Top of Records supplied

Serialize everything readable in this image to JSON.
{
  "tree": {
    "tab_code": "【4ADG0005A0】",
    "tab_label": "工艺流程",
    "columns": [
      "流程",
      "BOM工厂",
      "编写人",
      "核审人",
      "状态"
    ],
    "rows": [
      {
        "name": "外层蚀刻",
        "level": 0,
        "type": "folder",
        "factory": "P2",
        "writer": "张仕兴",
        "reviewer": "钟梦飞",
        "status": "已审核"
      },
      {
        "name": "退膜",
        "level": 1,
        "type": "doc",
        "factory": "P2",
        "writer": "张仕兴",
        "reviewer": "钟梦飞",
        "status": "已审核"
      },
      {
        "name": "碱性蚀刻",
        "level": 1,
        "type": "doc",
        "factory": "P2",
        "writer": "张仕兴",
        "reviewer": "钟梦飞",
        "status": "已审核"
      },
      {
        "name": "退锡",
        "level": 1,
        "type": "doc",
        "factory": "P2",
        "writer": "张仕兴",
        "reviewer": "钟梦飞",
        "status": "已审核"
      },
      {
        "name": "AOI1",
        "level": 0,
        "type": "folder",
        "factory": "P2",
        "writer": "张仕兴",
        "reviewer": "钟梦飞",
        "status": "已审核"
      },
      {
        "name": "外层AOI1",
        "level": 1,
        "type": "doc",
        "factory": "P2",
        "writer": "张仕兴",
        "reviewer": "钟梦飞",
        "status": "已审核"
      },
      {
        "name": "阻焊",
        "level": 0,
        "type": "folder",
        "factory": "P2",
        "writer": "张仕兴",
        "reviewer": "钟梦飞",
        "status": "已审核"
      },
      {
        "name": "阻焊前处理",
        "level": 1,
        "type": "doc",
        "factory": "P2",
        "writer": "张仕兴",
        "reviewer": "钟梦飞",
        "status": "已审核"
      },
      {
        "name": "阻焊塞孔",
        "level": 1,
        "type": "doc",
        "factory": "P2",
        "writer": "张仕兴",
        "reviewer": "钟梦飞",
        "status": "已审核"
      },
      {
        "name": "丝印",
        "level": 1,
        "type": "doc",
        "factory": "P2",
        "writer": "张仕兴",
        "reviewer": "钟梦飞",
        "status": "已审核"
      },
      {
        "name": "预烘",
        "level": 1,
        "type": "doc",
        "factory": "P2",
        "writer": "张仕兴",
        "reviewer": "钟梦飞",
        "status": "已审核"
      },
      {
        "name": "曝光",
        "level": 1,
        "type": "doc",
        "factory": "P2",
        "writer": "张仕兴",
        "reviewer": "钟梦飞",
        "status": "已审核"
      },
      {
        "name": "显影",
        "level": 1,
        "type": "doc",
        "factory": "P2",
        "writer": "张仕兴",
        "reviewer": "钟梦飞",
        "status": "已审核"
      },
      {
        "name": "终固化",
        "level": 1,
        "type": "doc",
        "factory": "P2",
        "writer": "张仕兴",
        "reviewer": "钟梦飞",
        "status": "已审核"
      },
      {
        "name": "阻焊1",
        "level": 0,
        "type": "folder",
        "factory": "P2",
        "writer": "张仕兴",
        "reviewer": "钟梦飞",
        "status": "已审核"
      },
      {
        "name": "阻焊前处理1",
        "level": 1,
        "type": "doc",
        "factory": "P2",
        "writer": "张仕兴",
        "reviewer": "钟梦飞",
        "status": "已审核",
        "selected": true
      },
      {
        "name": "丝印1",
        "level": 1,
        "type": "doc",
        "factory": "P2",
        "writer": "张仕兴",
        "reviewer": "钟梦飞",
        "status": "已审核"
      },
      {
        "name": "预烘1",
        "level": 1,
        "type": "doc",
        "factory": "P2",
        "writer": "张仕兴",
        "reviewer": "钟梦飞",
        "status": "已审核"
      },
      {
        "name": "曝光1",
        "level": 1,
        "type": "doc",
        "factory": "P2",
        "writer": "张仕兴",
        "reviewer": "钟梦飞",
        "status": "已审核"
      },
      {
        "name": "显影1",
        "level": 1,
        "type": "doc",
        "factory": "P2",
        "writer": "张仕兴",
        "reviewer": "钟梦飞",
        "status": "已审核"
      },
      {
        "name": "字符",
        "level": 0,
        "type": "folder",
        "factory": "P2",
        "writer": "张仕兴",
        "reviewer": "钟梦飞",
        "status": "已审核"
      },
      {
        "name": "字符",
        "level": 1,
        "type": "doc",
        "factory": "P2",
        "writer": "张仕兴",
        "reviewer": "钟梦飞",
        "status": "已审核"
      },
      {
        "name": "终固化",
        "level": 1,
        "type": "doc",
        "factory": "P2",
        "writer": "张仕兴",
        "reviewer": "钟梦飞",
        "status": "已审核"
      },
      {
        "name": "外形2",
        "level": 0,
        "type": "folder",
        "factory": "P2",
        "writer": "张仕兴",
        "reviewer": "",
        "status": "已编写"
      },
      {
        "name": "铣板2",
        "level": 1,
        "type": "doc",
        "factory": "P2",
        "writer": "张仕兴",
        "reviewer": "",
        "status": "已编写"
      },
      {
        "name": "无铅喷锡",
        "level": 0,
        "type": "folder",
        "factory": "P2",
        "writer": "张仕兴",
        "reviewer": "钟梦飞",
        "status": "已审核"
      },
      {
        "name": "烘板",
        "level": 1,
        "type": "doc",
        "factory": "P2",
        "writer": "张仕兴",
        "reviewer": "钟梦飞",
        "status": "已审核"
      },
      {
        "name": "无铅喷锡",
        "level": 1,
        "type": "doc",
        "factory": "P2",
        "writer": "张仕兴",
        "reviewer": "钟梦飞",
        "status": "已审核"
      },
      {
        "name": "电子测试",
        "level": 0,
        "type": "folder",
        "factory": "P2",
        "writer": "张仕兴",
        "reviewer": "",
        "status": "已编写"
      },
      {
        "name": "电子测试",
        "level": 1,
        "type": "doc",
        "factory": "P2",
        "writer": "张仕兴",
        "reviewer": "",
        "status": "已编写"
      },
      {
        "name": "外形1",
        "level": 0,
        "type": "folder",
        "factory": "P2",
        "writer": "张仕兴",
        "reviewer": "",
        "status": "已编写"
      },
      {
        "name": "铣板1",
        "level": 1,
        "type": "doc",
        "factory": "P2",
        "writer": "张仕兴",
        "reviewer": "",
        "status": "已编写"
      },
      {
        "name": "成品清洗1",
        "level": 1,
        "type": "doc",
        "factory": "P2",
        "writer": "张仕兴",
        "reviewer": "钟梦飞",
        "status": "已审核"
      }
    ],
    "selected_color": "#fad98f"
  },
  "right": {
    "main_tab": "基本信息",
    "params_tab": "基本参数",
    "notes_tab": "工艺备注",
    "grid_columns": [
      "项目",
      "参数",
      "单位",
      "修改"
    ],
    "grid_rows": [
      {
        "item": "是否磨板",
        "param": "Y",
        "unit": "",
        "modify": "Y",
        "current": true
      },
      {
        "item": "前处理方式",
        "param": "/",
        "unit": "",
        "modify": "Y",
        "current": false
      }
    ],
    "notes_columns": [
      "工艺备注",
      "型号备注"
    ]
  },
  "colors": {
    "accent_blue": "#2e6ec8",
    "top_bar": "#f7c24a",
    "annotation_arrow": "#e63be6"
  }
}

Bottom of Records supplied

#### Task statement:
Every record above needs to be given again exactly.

#### Answer for this exercise:
Serialize everything readable in this image to JSON.
{
  "tree": {
    "tab_code": "【4ADG0005A0】",
    "tab_label": "工艺流程",
    "columns": [
      "流程",
      "BOM工厂",
      "编写人",
      "核审人",
      "状态"
    ],
    "rows": [
      {
        "name": "外层蚀刻",
        "level": 0,
        "type": "folder",
        "factory": "P2",
        "writer": "张仕兴",
        "reviewer": "钟梦飞",
        "status": "已审核"
      },
      {
        "name": "退膜",
        "level": 1,
        "type": "doc",
        "factory": "P2",
        "writer": "张仕兴",
        "reviewer": "钟梦飞",
        "status": "已审核"
      },
      {
        "name": "碱性蚀刻",
        "level": 1,
        "type": "doc",
        "factory": "P2",
        "writer": "张仕兴",
        "reviewer": "钟梦飞",
        "status": "已审核"
      },
      {
        "name": "退锡",
        "level": 1,
        "type": "doc",
        "factory": "P2",
        "writer": "张仕兴",
        "reviewer": "钟梦飞",
        "status": "已审核"
      },
      {
        "name": "AOI1",
        "level": 0,
        "type": "folder",
        "factory": "P2",
        "writer": "张仕兴",
        "reviewer": "钟梦飞",
        "status": "已审核"
      },
      {
        "name": "外层AOI1",
        "level": 1,
        "type": "doc",
        "factory": "P2",
        "writer": "张仕兴",
        "reviewer": "钟梦飞",
        "status": "已审核"
      },
      {
        "name": "阻焊",
        "level": 0,
        "type": "folder",
        "factory": "P2",
        "writer": "张仕兴",
        "reviewer": "钟梦飞",
        "status": "已审核"
      },
      {
        "name": "阻焊前处理",
        "level": 1,
        "type": "doc",
        "factory": "P2",
        "writer": "张仕兴",
        "reviewer": "钟梦飞",
        "status": "已审核"
      },
      {
        "name": "阻焊塞孔",
        "level": 1,
        "type": "doc",
        "factory": "P2",
        "writer": "张仕兴",
        "reviewer": "钟梦飞",
        "status": "已审核"
      },
      {
        "name": "丝印",
        "level": 1,
        "type": "doc",
        "factory": "P2",
        "writer": "张仕兴",
        "reviewer": "钟梦飞",
        "status": "已审核"
      },
      {
        "name": "预烘",
        "level": 1,
        "type": "doc",
        "factory": "P2",
        "writer": "张仕兴",
        "reviewer": "钟梦飞",
        "status": "已审核"
      },
      {
        "name": "曝光",
        "level": 1,
        "type": "doc",
        "factory": "P2",
        "writer": "张仕兴",
        "reviewer": "钟梦飞",
        "status": "已审核"
      },
      {
        "name": "显影",
        "level": 1,
        "type": "doc",
        "factory": "P2",
        "writer": "张仕兴",
        "reviewer": "钟梦飞",
        "status": "已审核"
      },
      {
        "name": "终固化",
        "level": 1,
        "type": "doc",
        "factory": "P2",
        "writer": "张仕兴",
        "reviewer": "钟梦飞",
        "status": "已审核"
      },
      {
        "name": "阻焊1",
        "level": 0,
        "type": "folder",
        "factory": "P2",
        "writer": "张仕兴",
        "reviewer": "钟梦飞",
        "status": "已审核"
      },
      {
        "name": "阻焊前处理1",
        "level": 1,
        "type": "doc",
        "factory": "P2",
        "writer": "张仕兴",
        "reviewer": "钟梦飞",
        "status": "已审核",
        "selected": true
      },
      {
        "name": "丝印1",
        "level": 1,
        "type": "doc",
        "factory": "P2",
        "writer": "张仕兴",
        "reviewer": "钟梦飞",
        "status": "已审核"
      },
      {
        "name": "预烘1",
        "level": 1,
        "type": "doc",
        "factory": "P2",
        "writer": "张仕兴",
        "reviewer": "钟梦飞",
        "status": "已审核"
      },
      {
        "name": "曝光1",
        "level": 1,
        "type": "doc",
        "factory": "P2",
        "writer": "张仕兴",
        "reviewer": "钟梦飞",
        "status": "已审核"
      },
      {
        "name": "显影1",
        "level": 1,
        "type": "doc",
        "factory": "P2",
        "writer": "张仕兴",
        "reviewer": "钟梦飞",
        "status": "已审核"
      },
      {
        "name": "字符",
        "level": 0,
        "type": "folder",
        "factory": "P2",
        "writer": "张仕兴",
        "reviewer": "钟梦飞",
        "status": "已审核"
      },
      {
        "name": "字符",
        "level": 1,
        "type": "doc",
        "factory": "P2",
        "writer": "张仕兴",
        "reviewer": "钟梦飞",
        "status": "已审核"
      },
      {
        "name": "终固化",
        "level": 1,
        "type": "doc",
        "factory": "P2",
        "writer": "张仕兴",
        "reviewer": "钟梦飞",
        "status": "已审核"
      },
      {
        "name": "外形2",
        "level": 0,
        "type": "folder",
        "factory": "P2",
        "writer": "张仕兴",
        "reviewer": "",
        "status": "已编写"
      },
      {
        "name": "铣板2",
        "level": 1,
        "type": "doc",
        "factory": "P2",
        "writer": "张仕兴",
        "reviewer": "",
        "status": "已编写"
      },
      {
        "name": "无铅喷锡",
        "level": 0,
        "type": "folder",
        "factory": "P2",
        "writer": "张仕兴",
        "reviewer": "钟梦飞",
        "status": "已审核"
      },
      {
        "name": "烘板",
        "level": 1,
        "type": "doc",
        "factory": "P2",
        "writer": "张仕兴",
        "reviewer": "钟梦飞",
        "status": "已审核"
      },
      {
        "name": "无铅喷锡",
        "level": 1,
        "type": "doc",
        "factory": "P2",
        "writer": "张仕兴",
        "reviewer": "钟梦飞",
        "status": "已审核"
      },
      {
        "name": "电子测试",
        "level": 0,
        "type": "folder",
        "factory": "P2",
        "writer": "张仕兴",
        "reviewer": "",
        "status": "已编写"
      },
      {
        "name": "电子测试",
        "level": 1,
        "type": "doc",
        "factory": "P2",
        "writer": "张仕兴",
        "reviewer": "",
        "status": "已编写"
      },
      {
        "name": "外形1",
        "level": 0,
        "type": "folder",
        "factory": "P2",
        "writer": "张仕兴",
        "reviewer": "",
        "status": "已编写"
      },
      {
        "name": "铣板1",
        "level": 1,
        "type": "doc",
        "factory": "P2",
        "writer": "张仕兴",
        "reviewer": "",
        "status": "已编写"
      },
      {
        "name": "成品清洗1",
        "level": 1,
        "type": "doc",
        "factory": "P2",
        "writer": "张仕兴",
        "reviewer": "钟梦飞",
        "status": "已审核"
      }
    ],
    "selected_color": "#fad98f"
  },
  "right": {
    "main_tab": "基本信息",
    "params_tab": "基本参数",
    "notes_tab": "工艺备注",
    "grid_columns": [
      "项目",
      "参数",
      "单位",
      "修改"
    ],
    "grid_rows": [
      {
        "item": "是否磨板",
        "param": "Y",
        "unit": "",
        "modify": "Y",
        "current": true
      },
      {
        "item": "前处理方式",
        "param": "/",
        "unit": "",
        "modify": "Y",
        "current": false
      }
    ],
    "notes_columns": [
      "工艺备注",
      "型号备注"
    ]
  },
  "colors": {
    "accent_blue": "#2e6ec8",
    "top_bar": "#f7c24a",
    "annotation_arrow": "#e63be6"
  }
}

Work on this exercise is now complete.